Fortunately for the north Africans, they have a ready-made replacement in the form of young Ryad Boudebouz. Currently with the rest of the Algeria squad at their training camp in Crans-Montana, Switzerland, Boudebouz is anxiously waiting to see whether coach Rabah Saadane will give him the job of setting Algeria’s tempo in the world finals.
Whatever happens I’m still going to be the baby of the family though. I’m not a star.
“I want to be more than just a member of the group,” the motivated midfield man tells FIFA.com. “I want to play and contribute. I know what I can do in the playmaker position just behind the strikers. The coach hasn’t exactly selected me for my defensive qualities. He knows I don't like defending [laughs].”
Under the microscope
Speaking with the confidence you would expect of a carefree 20-year-old, 'Debza', as he is known, is sure he will make the final 23-man squad, claiming he has already been told as much by Saadane.
“It’s hard to take all this in,” he adds, still trying to come to terms with the prospect of appearing at his maiden FIFA World Cup™ finals just a few weeks after his first international call-up. “When I saw the reaction of my family it really brought it home to me how big this all is. The phone hasn’t stopped ringing at my mum and dad’s house. Whatever happens I’m still going to be the baby of the family though. I’m not a star.”
Born in Colmar, western France, to Algerian parents, Boudebouz has progressed quickly since helping the Sochaux U-19 team win the Coupe Gambardella in May 2007. He made his professional debut for Les Lionceaux in October 2008, scoring his first Ligue 1 goal just a month later. Since then he has played nearly 60 matches in the French top flight, scoring ten goals in all. “I’ve been playing with the first team for less than two years now so I’m not getting ahead of myself,” he continues. “All I know is that I'm heading in the right direction.”

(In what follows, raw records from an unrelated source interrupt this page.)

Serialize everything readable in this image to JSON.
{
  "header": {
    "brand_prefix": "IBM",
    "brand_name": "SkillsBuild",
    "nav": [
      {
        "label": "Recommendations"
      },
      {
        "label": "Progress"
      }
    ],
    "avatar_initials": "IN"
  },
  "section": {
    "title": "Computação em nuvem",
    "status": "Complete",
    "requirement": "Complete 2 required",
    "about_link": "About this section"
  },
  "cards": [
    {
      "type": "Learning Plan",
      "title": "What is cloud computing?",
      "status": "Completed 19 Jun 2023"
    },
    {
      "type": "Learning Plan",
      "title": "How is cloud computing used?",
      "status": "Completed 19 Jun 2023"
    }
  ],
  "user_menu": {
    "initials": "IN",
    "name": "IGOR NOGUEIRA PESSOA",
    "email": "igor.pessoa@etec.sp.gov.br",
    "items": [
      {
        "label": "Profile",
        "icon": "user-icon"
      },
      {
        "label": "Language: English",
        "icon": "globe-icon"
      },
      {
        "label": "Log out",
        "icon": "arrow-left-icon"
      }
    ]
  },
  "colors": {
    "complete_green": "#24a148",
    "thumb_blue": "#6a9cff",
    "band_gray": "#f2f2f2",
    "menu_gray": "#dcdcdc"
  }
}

I’ve been playing with the first team for less than two years now so I’m not getting ahead of myself. All I know is that I'm heading in the right direction.
Proof of that came last Friday when, just four months after deciding he wanted to play for Algeria, the former French U-17 and U-19 international started on the bench in their opening South Africa 2010 warm-up match against Republic of Ireland. Coming on for his international debut after 67 minutes with his side already trailing by two goals, Boudebouz could do nothing to stop the Irish running out comfortable 3-0 winners, though he did have the satisfaction of being his side’s most impressive performer on the night.
A goal to remember
As well as an accomplished No10, the young Algerian can also play on either flank and in a slightly deeper role, where he can bring his distribution skills and vision to bear, not to mention his set-piece abilities.
Boudebouz showed just how well he can strike a ball in a French League Cup tie against Monaco last season. Seizing on a loose clearance by the Monaco keeper, Boudebouz coolly powered the ball back towards goal from fully 50 yards out, his first-time shot sailing into the top corner.
That kind of impishness could certainly prove useful for Algeria when they take on England, USA and Slovenia in Group C. And though the north Africans are not expected to take one of the top two places in the section, Boudebouz is more than ready to defy expectations and fulfil both his dreams and those of a nation.
“Although I was only eight at the time, I can remember the France 98 Final between Les Bleus and Brazil very clearly,” he recalls with a glint in his eye. “I remember swearing to myself that one day I would be out there on the pitch.” Such has been Boudebouz' determination that his childhood ambition may soon become a reality.